(Website and app data records)
== Segment start ==

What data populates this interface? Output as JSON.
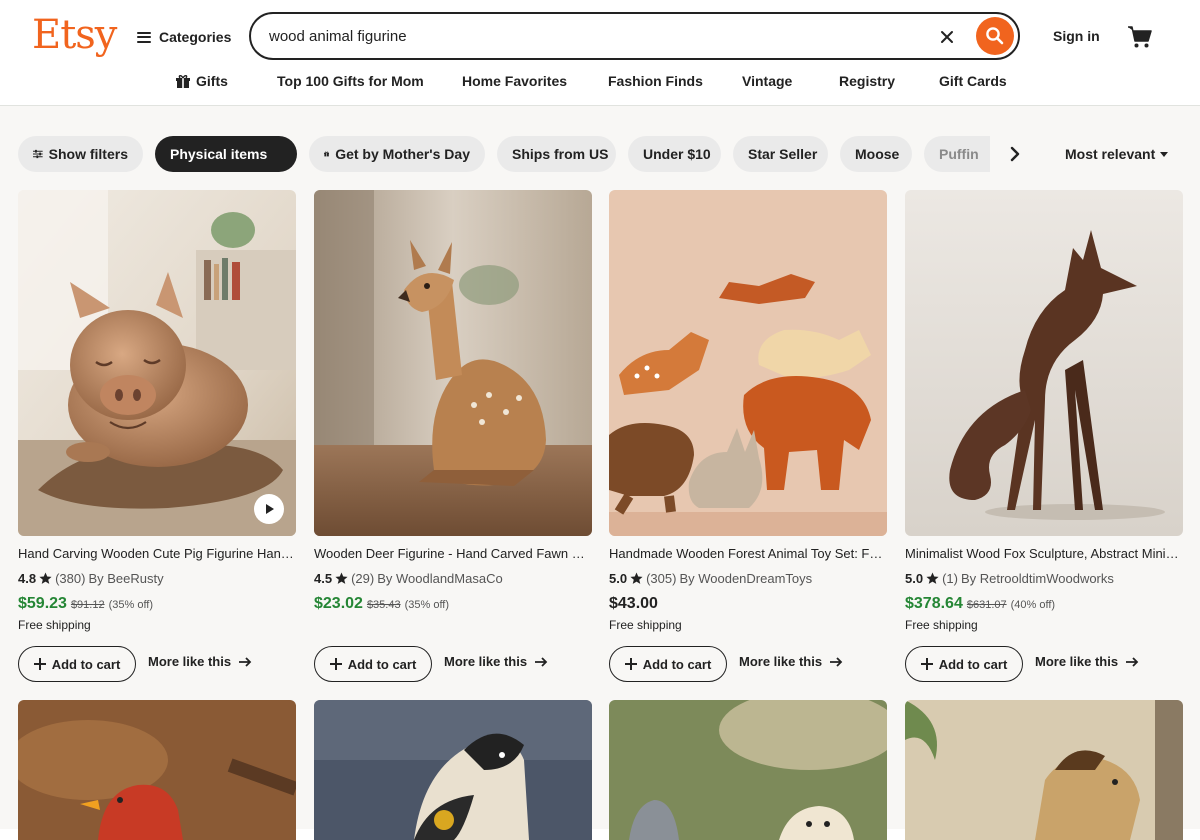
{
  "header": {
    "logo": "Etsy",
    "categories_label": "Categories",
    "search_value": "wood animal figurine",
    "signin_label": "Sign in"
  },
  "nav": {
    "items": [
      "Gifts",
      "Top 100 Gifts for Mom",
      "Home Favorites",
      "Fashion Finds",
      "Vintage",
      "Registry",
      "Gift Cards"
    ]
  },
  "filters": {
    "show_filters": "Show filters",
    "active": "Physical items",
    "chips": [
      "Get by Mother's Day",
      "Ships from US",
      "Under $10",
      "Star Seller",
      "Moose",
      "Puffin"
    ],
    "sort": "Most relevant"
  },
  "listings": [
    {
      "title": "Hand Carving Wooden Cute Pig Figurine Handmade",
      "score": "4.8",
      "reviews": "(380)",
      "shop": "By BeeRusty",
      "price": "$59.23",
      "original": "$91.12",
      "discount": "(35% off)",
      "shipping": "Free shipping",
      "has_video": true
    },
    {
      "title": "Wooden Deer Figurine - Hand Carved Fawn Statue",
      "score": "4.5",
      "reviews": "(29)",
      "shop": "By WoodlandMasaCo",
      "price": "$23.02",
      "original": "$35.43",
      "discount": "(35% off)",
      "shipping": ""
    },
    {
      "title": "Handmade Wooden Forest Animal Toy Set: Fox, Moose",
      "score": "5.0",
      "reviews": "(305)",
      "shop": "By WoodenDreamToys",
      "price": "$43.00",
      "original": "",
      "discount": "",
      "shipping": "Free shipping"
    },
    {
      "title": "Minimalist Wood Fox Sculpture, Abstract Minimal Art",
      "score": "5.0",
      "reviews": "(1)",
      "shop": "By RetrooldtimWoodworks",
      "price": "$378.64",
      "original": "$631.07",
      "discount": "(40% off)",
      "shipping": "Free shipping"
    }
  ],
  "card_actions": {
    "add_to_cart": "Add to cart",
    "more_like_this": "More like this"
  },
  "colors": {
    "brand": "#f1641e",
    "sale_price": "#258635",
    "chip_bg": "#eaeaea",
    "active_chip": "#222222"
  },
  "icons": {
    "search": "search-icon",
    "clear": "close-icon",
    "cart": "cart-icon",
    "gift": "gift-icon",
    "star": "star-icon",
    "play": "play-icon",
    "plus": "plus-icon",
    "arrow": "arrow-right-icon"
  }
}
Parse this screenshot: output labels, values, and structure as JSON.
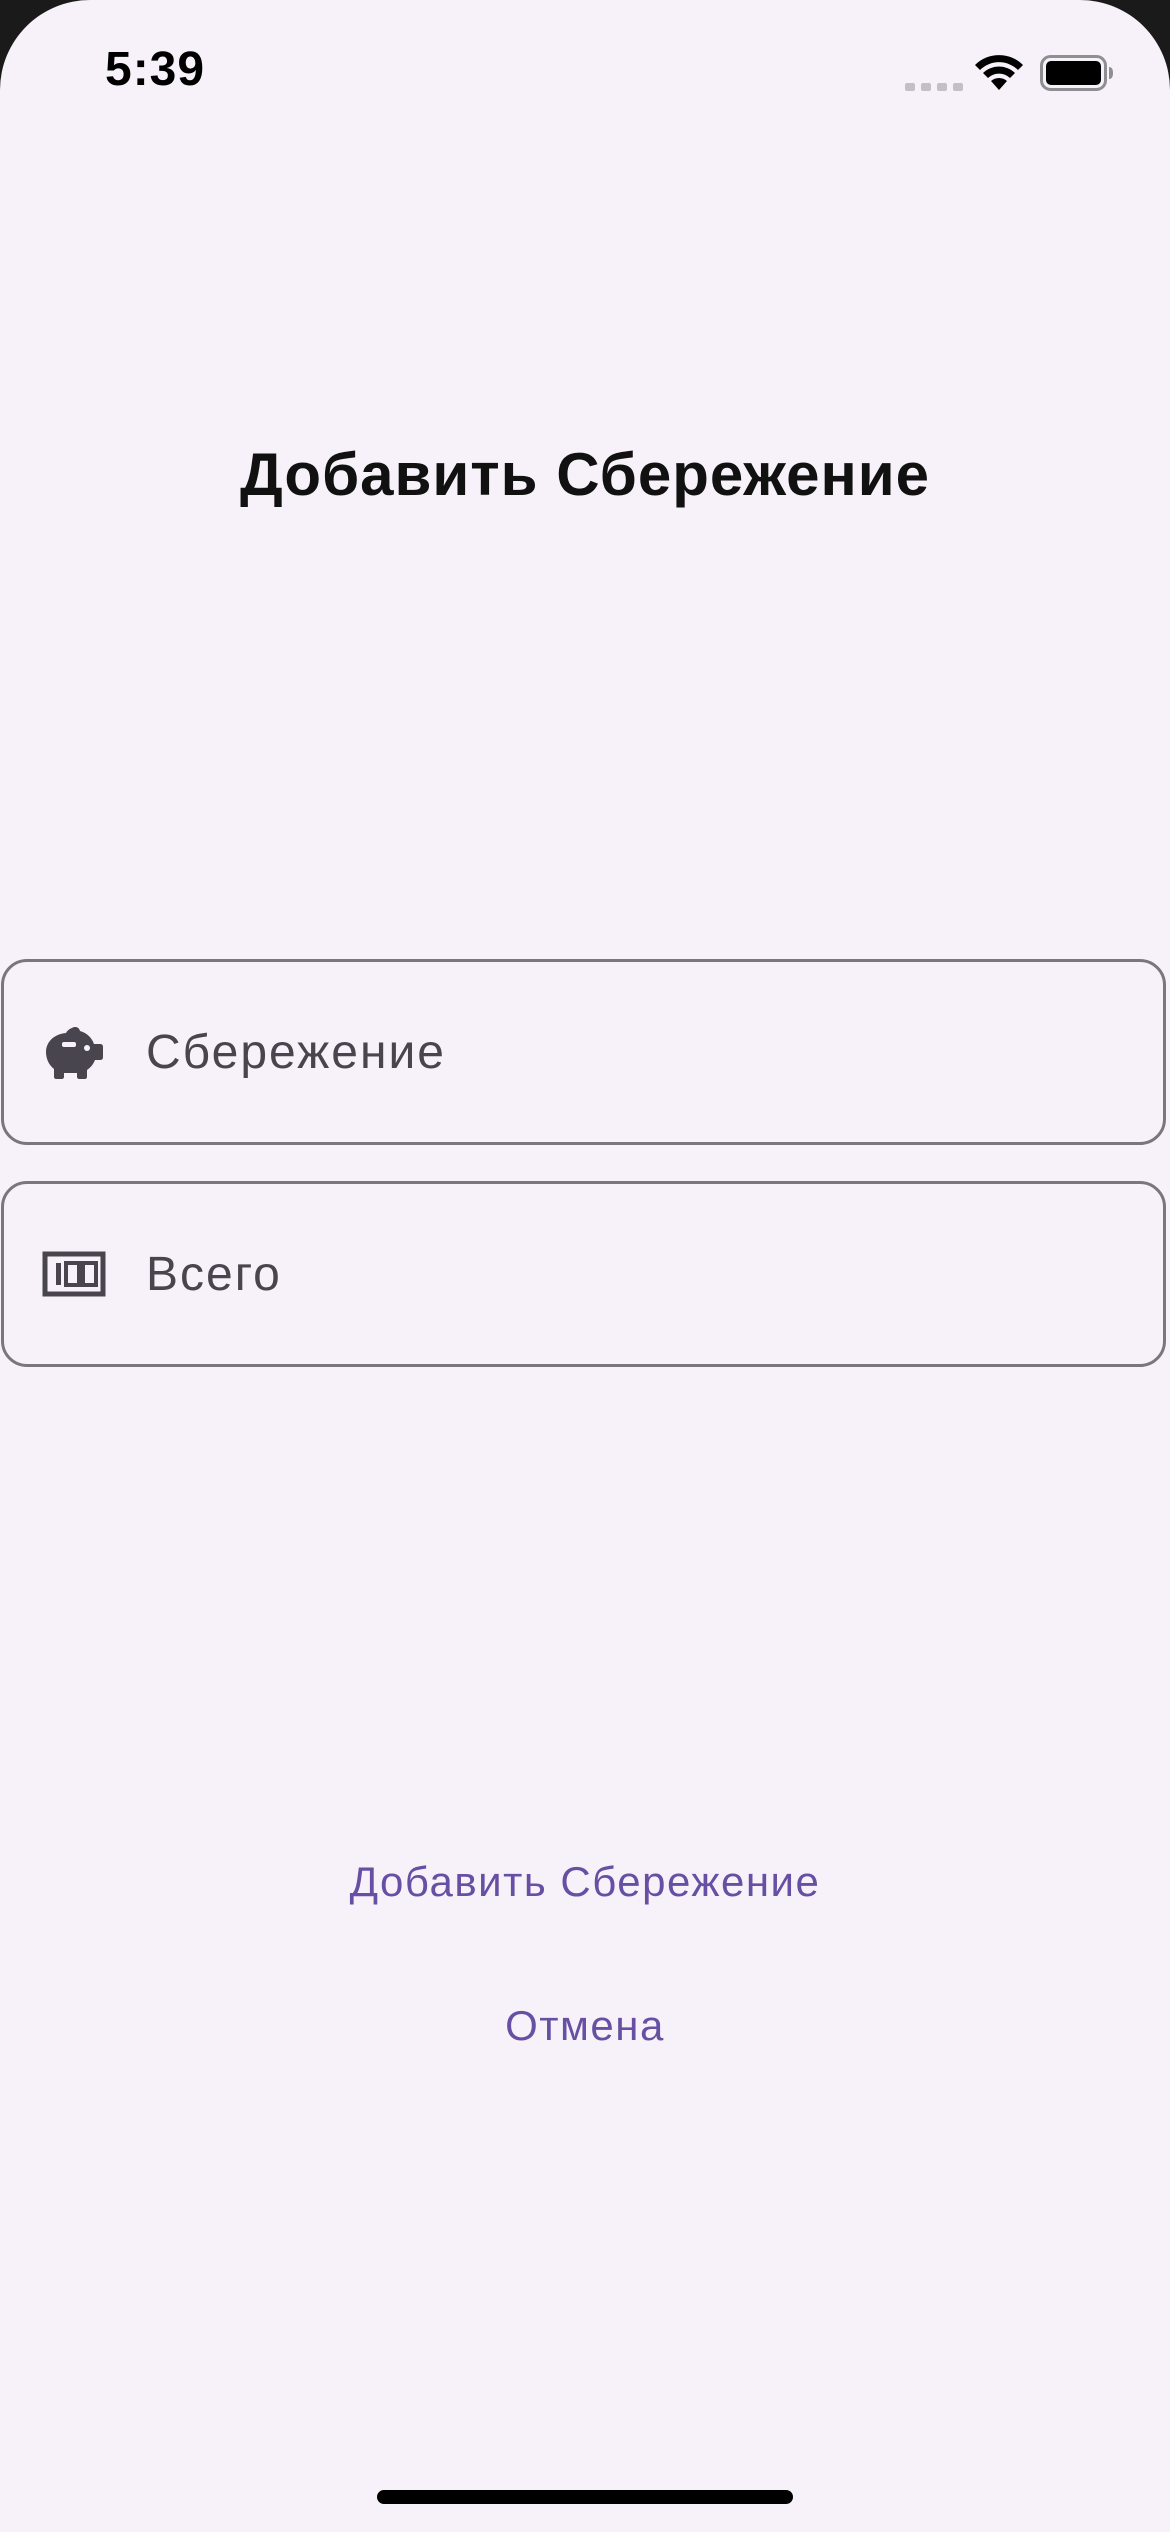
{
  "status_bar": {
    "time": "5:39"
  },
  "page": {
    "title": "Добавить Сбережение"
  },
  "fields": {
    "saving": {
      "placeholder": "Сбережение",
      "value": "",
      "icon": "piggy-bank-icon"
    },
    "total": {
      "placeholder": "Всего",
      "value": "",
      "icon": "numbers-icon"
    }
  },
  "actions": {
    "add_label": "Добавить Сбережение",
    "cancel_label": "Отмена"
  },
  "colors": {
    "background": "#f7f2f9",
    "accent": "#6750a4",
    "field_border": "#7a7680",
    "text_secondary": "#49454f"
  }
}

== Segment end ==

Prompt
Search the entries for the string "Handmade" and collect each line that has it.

Task result
      "title": "Hand Carving Wooden Cute Pig Figurine Handmade",
      "title": "Handmade Wooden Forest Animal Toy Set: Fox, Moose",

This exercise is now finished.